Trust your instincts. A lot of people, especially in New York, are talented with ambition and dreams. The beauty in it is that not everyone’s look is quite the same. That distinct quality that everyone brings into their work is what sets everyone apart from fellow artists. Don’t question yourself even if others do. Don't be afraid to take risks. You have seen the world as you've seen it up until this point, and it’s gotten you this far. Trust that.
Both morning and evening skincare routines are very important for me. It’s actually funny because I was not a skincare doll until about 3 months ago. I had a small routine, I would wash my face twice a day and moisturize, but I didn't do much more than that. Then I was wanting to look a bit more femme and they have nice glowy skin so I got my ducks in a row. I’m still learning!
In the morning, I wash my face with The Ordinary Squalane Cleanser and I shave if I need to (I shave pretty much every other day). After I shave, I wash my face again. I do a hyaluronic acid serum and then The Ordinary Vitamin C because I get a little bit of hyper-pigmentation around my mouth. I finish with a Neutrogena Oil-Free moisturizer and a mineral sunscreen. At night, I wash my face and make sure I get all the makeup off throughout the day. I do another hyaluronic acid serum and some retinol cream to take care of any fine lines or signs of aging that may be happening. I want to nip those in the bud while I can. After the retinol cream, I seal it all in with a moisturizer and maybe a spritz of a face mist, I use the Fresh Rose Water. It’s just a little extra step for the days when you want to feel like you're in a skincare commercial with water splashing on your face.
Breathing is my #1 tip. My acting training is conservatory style and we do breathing exercises all day everyday.
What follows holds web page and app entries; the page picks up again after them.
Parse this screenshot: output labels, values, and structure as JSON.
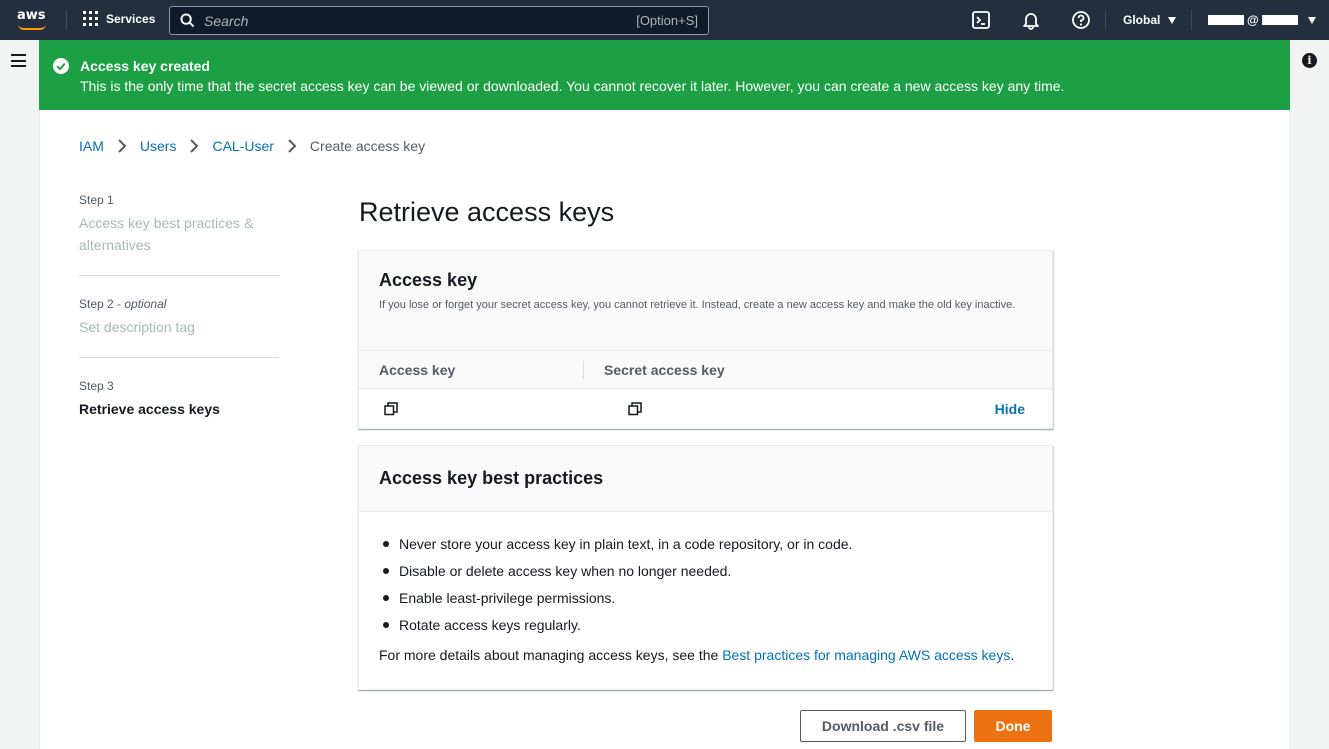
{
  "topnav": {
    "logo_text": "aws",
    "services_label": "Services",
    "search_placeholder": "Search",
    "search_shortcut": "[Option+S]",
    "region_label": "Global",
    "account_at": "@"
  },
  "flash": {
    "title": "Access key created",
    "message": "This is the only time that the secret access key can be viewed or downloaded. You cannot recover it later. However, you can create a new access key any time.",
    "color": "#1d9f43"
  },
  "breadcrumb": {
    "items": [
      "IAM",
      "Users",
      "CAL-User"
    ],
    "current": "Create access key"
  },
  "steps": [
    {
      "num": "Step 1",
      "optional": "",
      "title": "Access key best practices & alternatives"
    },
    {
      "num": "Step 2 -",
      "optional": "optional",
      "title": "Set description tag"
    },
    {
      "num": "Step 3",
      "optional": "",
      "title": "Retrieve access keys"
    }
  ],
  "page_title": "Retrieve access keys",
  "access_key_card": {
    "title": "Access key",
    "description": "If you lose or forget your secret access key, you cannot retrieve it. Instead, create a new access key and make the old key inactive.",
    "col_access_key": "Access key",
    "col_secret_key": "Secret access key",
    "hide_label": "Hide"
  },
  "best_practices_card": {
    "title": "Access key best practices",
    "items": [
      "Never store your access key in plain text, in a code repository, or in code.",
      "Disable or delete access key when no longer needed.",
      "Enable least-privilege permissions.",
      "Rotate access keys regularly."
    ],
    "more_prefix": "For more details about managing access keys, see the ",
    "more_link": "Best practices for managing AWS access keys",
    "more_suffix": "."
  },
  "buttons": {
    "download": "Download .csv file",
    "done": "Done"
  },
  "colors": {
    "nav_bg": "#232f3e",
    "link": "#0073bb",
    "primary": "#ec7211"
  }
}
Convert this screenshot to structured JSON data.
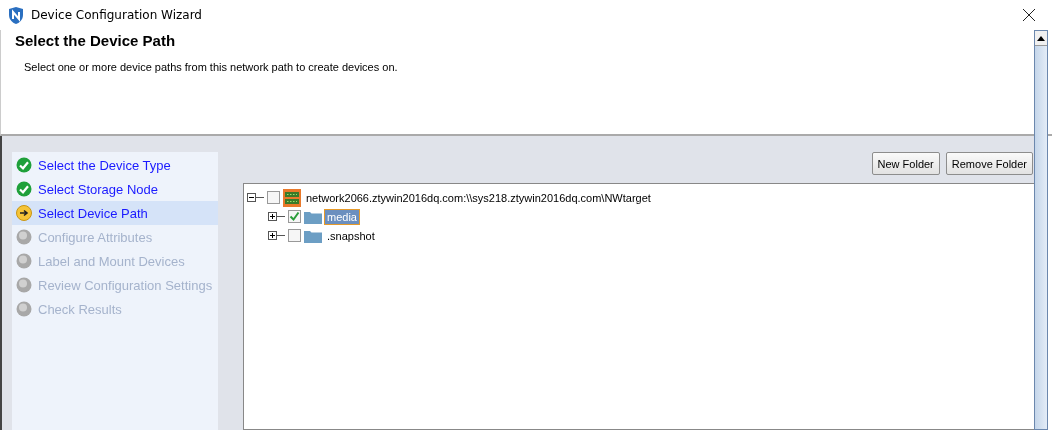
{
  "window": {
    "title": "Device Configuration Wizard"
  },
  "header": {
    "title": "Select the Device Path",
    "description": "Select one or more device paths from this network path to create devices on."
  },
  "steps": [
    {
      "label": "Select the Device Type",
      "kind": "done",
      "selected": false
    },
    {
      "label": "Select Storage Node",
      "kind": "done",
      "selected": false
    },
    {
      "label": "Select Device Path",
      "kind": "current",
      "selected": true
    },
    {
      "label": "Configure Attributes",
      "kind": "pending",
      "selected": false
    },
    {
      "label": "Label and Mount Devices",
      "kind": "pending",
      "selected": false
    },
    {
      "label": "Review Configuration Settings",
      "kind": "pending",
      "selected": false
    },
    {
      "label": "Check Results",
      "kind": "pending",
      "selected": false
    }
  ],
  "buttons": [
    "New Folder",
    "Remove Folder"
  ],
  "tree": [
    {
      "label": "network2066.ztywin2016dq.com:\\\\sys218.ztywin2016dq.com\\NWtarget",
      "kind": "share",
      "expanded": true,
      "checked": false,
      "selected": false,
      "children": [
        {
          "label": "media",
          "kind": "folder",
          "expanded": false,
          "checked": true,
          "selected": true
        },
        {
          "label": ".snapshot",
          "kind": "folder",
          "expanded": false,
          "checked": false,
          "selected": false
        }
      ]
    }
  ]
}
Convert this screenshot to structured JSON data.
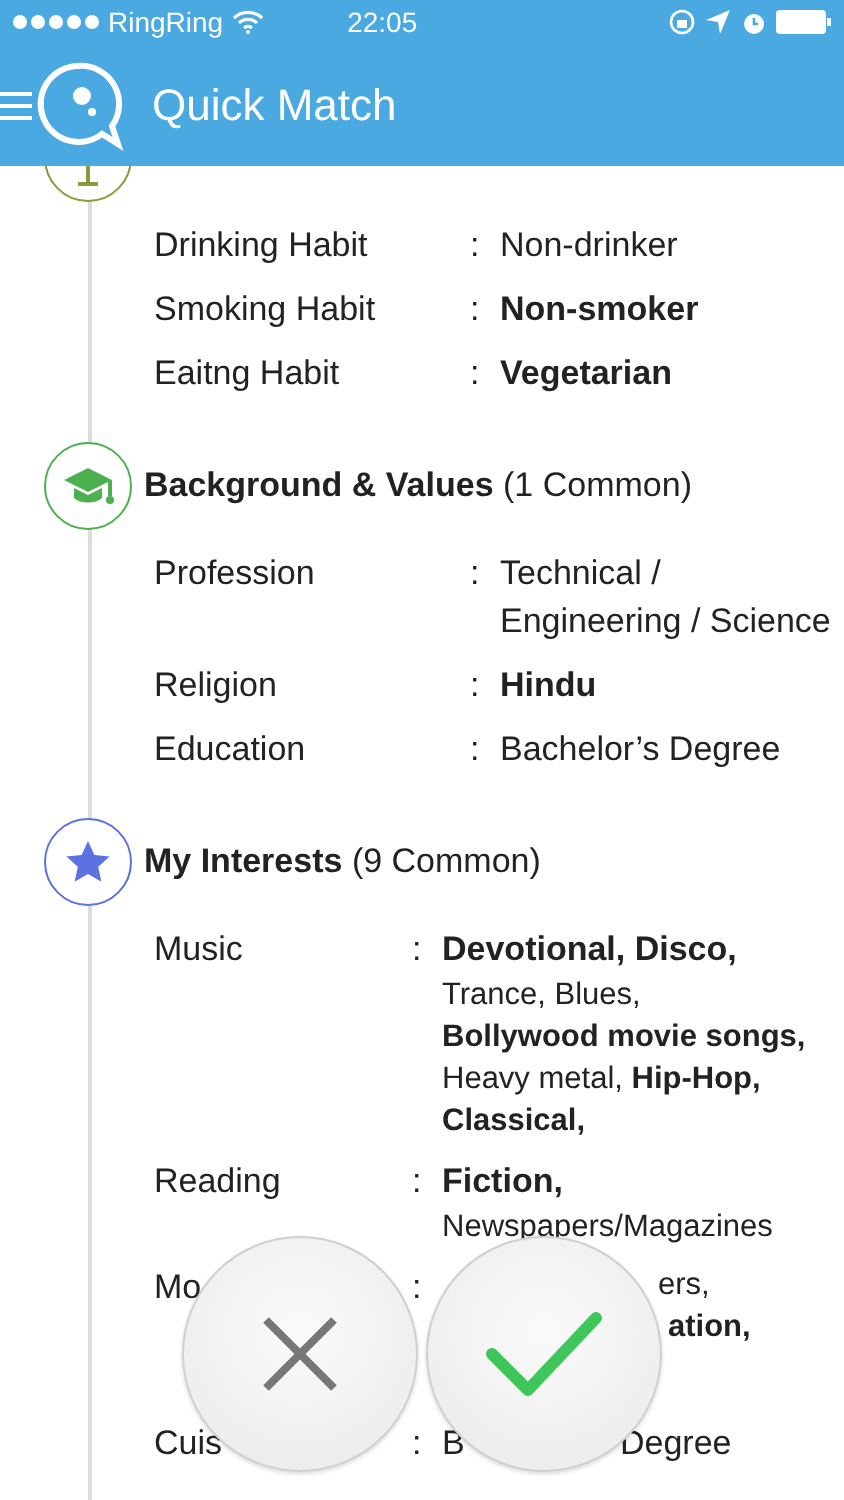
{
  "status_bar": {
    "carrier": "RingRing",
    "time": "22:05"
  },
  "nav": {
    "title": "Quick Match"
  },
  "sections": [
    {
      "kind": "glass",
      "color": "#8c9a3c",
      "rows": [
        {
          "label": "Drinking Habit",
          "sep": ":",
          "lines": [
            {
              "text": "Non-drinker",
              "bold": false
            }
          ]
        },
        {
          "label": "Smoking Habit",
          "sep": ":",
          "lines": [
            {
              "text": "Non-smoker",
              "bold": true
            }
          ]
        },
        {
          "label": "Eaitng Habit",
          "sep": ":",
          "lines": [
            {
              "text": "Vegetarian",
              "bold": true
            }
          ]
        }
      ]
    },
    {
      "kind": "cap",
      "color": "#4caf50",
      "title": "Background & Values",
      "count": "(1 Common)",
      "rows": [
        {
          "label": "Profession",
          "sep": ":",
          "lines": [
            {
              "text": "Technical /",
              "bold": false
            },
            {
              "text": "Engineering / Science",
              "bold": false
            }
          ]
        },
        {
          "label": "Religion",
          "sep": ":",
          "lines": [
            {
              "text": "Hindu",
              "bold": true
            }
          ]
        },
        {
          "label": "Education",
          "sep": ":",
          "lines": [
            {
              "text": "Bachelor’s Degree",
              "bold": false
            }
          ]
        }
      ]
    },
    {
      "kind": "star",
      "color": "#5b72e0",
      "title": "My Interests",
      "count": "(9 Common)",
      "rows": [
        {
          "label": "Music",
          "sep": ":",
          "lines": [
            {
              "text": "Devotional, Disco,",
              "bold": true
            },
            {
              "text": "Trance, Blues,",
              "bold": false
            },
            {
              "text": "Bollywood movie songs,",
              "bold": true
            },
            {
              "text": "Heavy metal, **Hip-Hop,**",
              "bold": false
            },
            {
              "text": "Classical,",
              "bold": true
            }
          ]
        },
        {
          "label": "Reading",
          "sep": ":",
          "lines": [
            {
              "text": "Fiction,",
              "bold": true
            },
            {
              "text": "Newspapers/Magazines",
              "bold": false
            }
          ]
        },
        {
          "label": "Mo",
          "sep": ":",
          "kind": "covered",
          "lines": [
            {
              "text": "ers,",
              "bold": false
            },
            {
              "text": "ation,",
              "bold": true
            }
          ]
        },
        {
          "label": "Cuis",
          "sep": ":",
          "kind": "split",
          "lines": [
            {
              "text": "B",
              "bold": false
            },
            {
              "text": "Degree",
              "bold": false
            }
          ]
        }
      ]
    }
  ],
  "actions": [
    {
      "kind": "reject"
    },
    {
      "kind": "accept"
    }
  ]
}
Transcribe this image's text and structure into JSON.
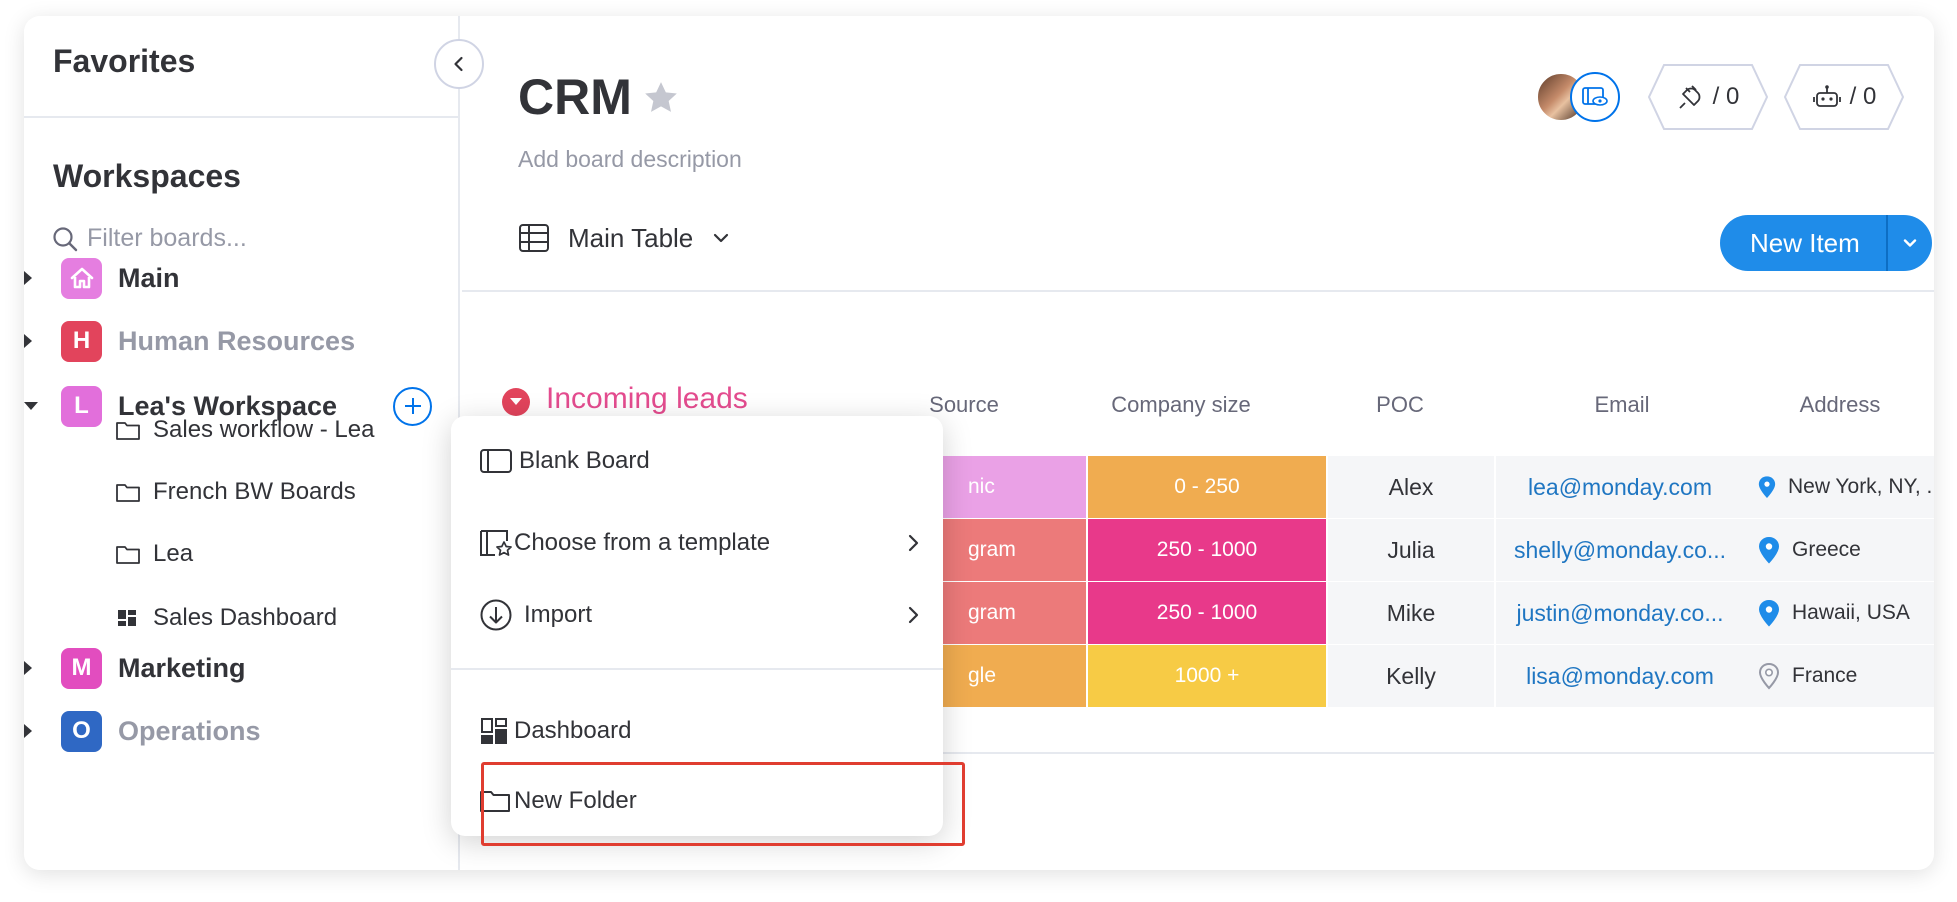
{
  "sidebar": {
    "favorites_title": "Favorites",
    "workspaces_title": "Workspaces",
    "filter_placeholder": "Filter boards...",
    "workspaces": [
      {
        "letter": "",
        "label": "Main",
        "color": "#e57ee0",
        "label_color": "#323338"
      },
      {
        "letter": "H",
        "label": "Human Resources",
        "color": "#e2445c",
        "label_color": "#9699a6"
      },
      {
        "letter": "L",
        "label": "Lea's Workspace",
        "color": "#e26fdb",
        "label_color": "#323338"
      },
      {
        "letter": "M",
        "label": "Marketing",
        "color": "#e24dbf",
        "label_color": "#323338"
      },
      {
        "letter": "O",
        "label": "Operations",
        "color": "#2f68c4",
        "label_color": "#9699a6"
      }
    ],
    "lea_items": [
      {
        "label": "Sales workflow - Lea",
        "icon": "folder-icon"
      },
      {
        "label": "French BW Boards",
        "icon": "folder-icon"
      },
      {
        "label": "Lea",
        "icon": "folder-icon"
      },
      {
        "label": "Sales Dashboard",
        "icon": "dashboard-icon"
      }
    ]
  },
  "board": {
    "title": "CRM",
    "description": "Add board description",
    "integrations_count": "/ 0",
    "automations_count": "/ 0",
    "view_label": "Main Table",
    "new_item_label": "New Item"
  },
  "group": {
    "title": "Incoming leads",
    "color": "#e44c8f"
  },
  "columns": [
    "Source",
    "Company size",
    "POC",
    "Email",
    "Address"
  ],
  "rows": [
    {
      "source": "nic",
      "source_color": "#eaa1e6",
      "size": "0 - 250",
      "size_color": "#f0ac50",
      "poc": "Alex",
      "email": "lea@monday.com",
      "address": "New York, NY, ...",
      "pin": "blue"
    },
    {
      "source": "gram",
      "source_color": "#ec7a7a",
      "size": "250 - 1000",
      "size_color": "#e8398a",
      "poc": "Julia",
      "email": "shelly@monday.co...",
      "address": "Greece",
      "pin": "blue"
    },
    {
      "source": "gram",
      "source_color": "#ec7a7a",
      "size": "250 - 1000",
      "size_color": "#e8398a",
      "poc": "Mike",
      "email": "justin@monday.co...",
      "address": "Hawaii, USA",
      "pin": "blue"
    },
    {
      "source": "gle",
      "source_color": "#f0ac50",
      "size": "1000 +",
      "size_color": "#f7cb45",
      "poc": "Kelly",
      "email": "lisa@monday.com",
      "address": "France",
      "pin": "gray"
    }
  ],
  "menu": {
    "blank_board": "Blank Board",
    "template": "Choose from a template",
    "import": "Import",
    "dashboard": "Dashboard",
    "new_folder": "New Folder"
  }
}
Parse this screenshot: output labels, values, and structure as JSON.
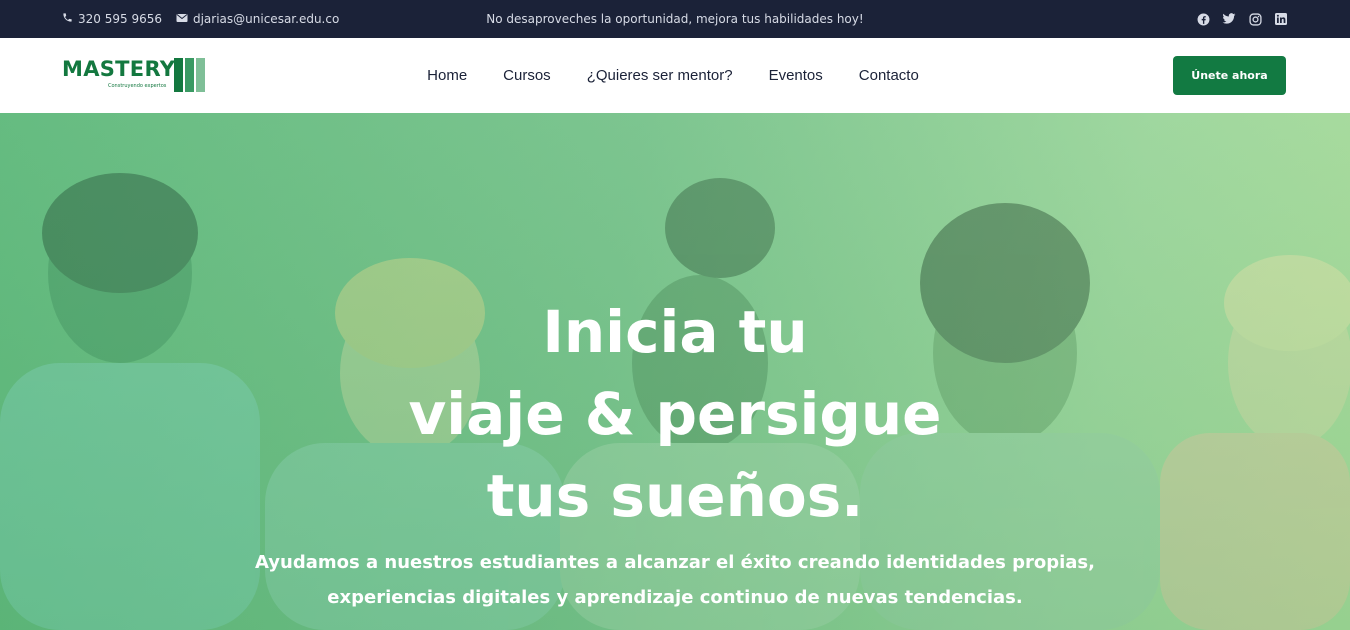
{
  "topbar": {
    "phone": "320 595 9656",
    "email": "djarias@unicesar.edu.co",
    "promo": "No desaproveches la oportunidad, mejora tus habilidades hoy!",
    "social": [
      "facebook-icon",
      "twitter-icon",
      "instagram-icon",
      "linkedin-icon"
    ]
  },
  "header": {
    "logo_text": "MASTERY",
    "logo_tagline": "Construyendo expertos",
    "nav": [
      "Home",
      "Cursos",
      "¿Quieres ser mentor?",
      "Eventos",
      "Contacto"
    ],
    "cta_label": "Únete ahora"
  },
  "hero": {
    "title_line1": "Inicia tu",
    "title_line2": "viaje & persigue",
    "title_line3": "tus sueños.",
    "subtitle_line1": "Ayudamos a nuestros estudiantes a alcanzar el éxito creando identidades propias,",
    "subtitle_line2": "experiencias digitales y aprendizaje continuo de nuevas tendencias."
  },
  "colors": {
    "topbar_bg": "#1b2238",
    "brand_green": "#13783f",
    "cta_bg": "#127a42",
    "hero_overlay": "#76c28a"
  }
}
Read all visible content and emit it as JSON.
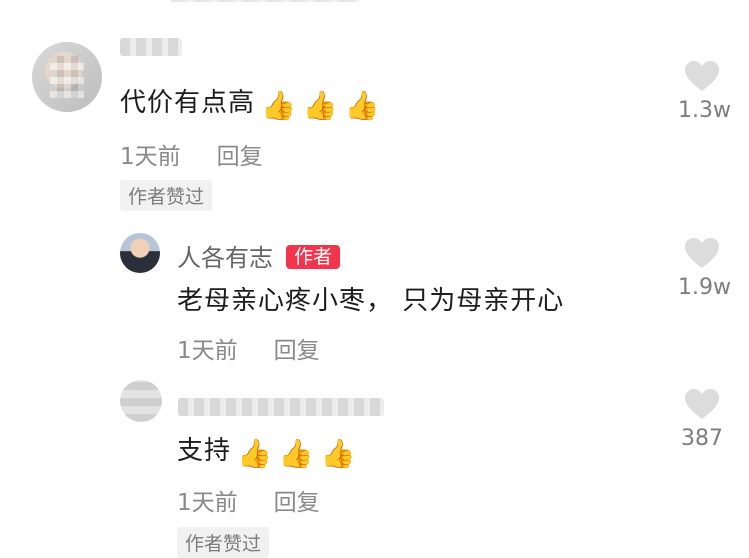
{
  "colors": {
    "author_badge": "#f2354c",
    "heart": "#dcdcdc",
    "meta_text": "#8a8a8a",
    "tag_bg": "#f1f1f1"
  },
  "comments": [
    {
      "text": "代价有点高",
      "emojis": [
        "👍",
        "👍",
        "👍"
      ],
      "time": "1天前",
      "reply_label": "回复",
      "tag": "作者赞过",
      "likes": "1.3w"
    },
    {
      "username": "人各有志",
      "badge": "作者",
      "text": "老母亲心疼小枣， 只为母亲开心",
      "time": "1天前",
      "reply_label": "回复",
      "likes": "1.9w"
    },
    {
      "text": "支持",
      "emojis": [
        "👍",
        "👍",
        "👍"
      ],
      "time": "1天前",
      "reply_label": "回复",
      "tag": "作者赞过",
      "likes": "387"
    }
  ]
}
It is an incredible way to manage nerves and stress. It creates a sense of immediacy within you. If you feel like you are unwell in terms of things being out of control, if you take a few moments to just breathe and be aware of the moment and the steps you need to take to help mitigate the problems you’re worrying about, it’s so helpful. I also think maintaining a work-life balance is essential. For the type of person I am, I love pouring myself into my work. But sometimes I will spend hours on a full face and I won't photograph it. I won’t do it because that time was for me. It doesn't need to be on social media. It’s just something that I enjoy doing and I let it pass. You don't have to be constantly putting out content for the consumption of everyone else. It is okay to do things for you.
I don't think I would be a cocktail. I would probably be wine. I would be a very high-end pinot noir. But if I were a cocktail, I would probably be something very herbal and fresh like a mojito.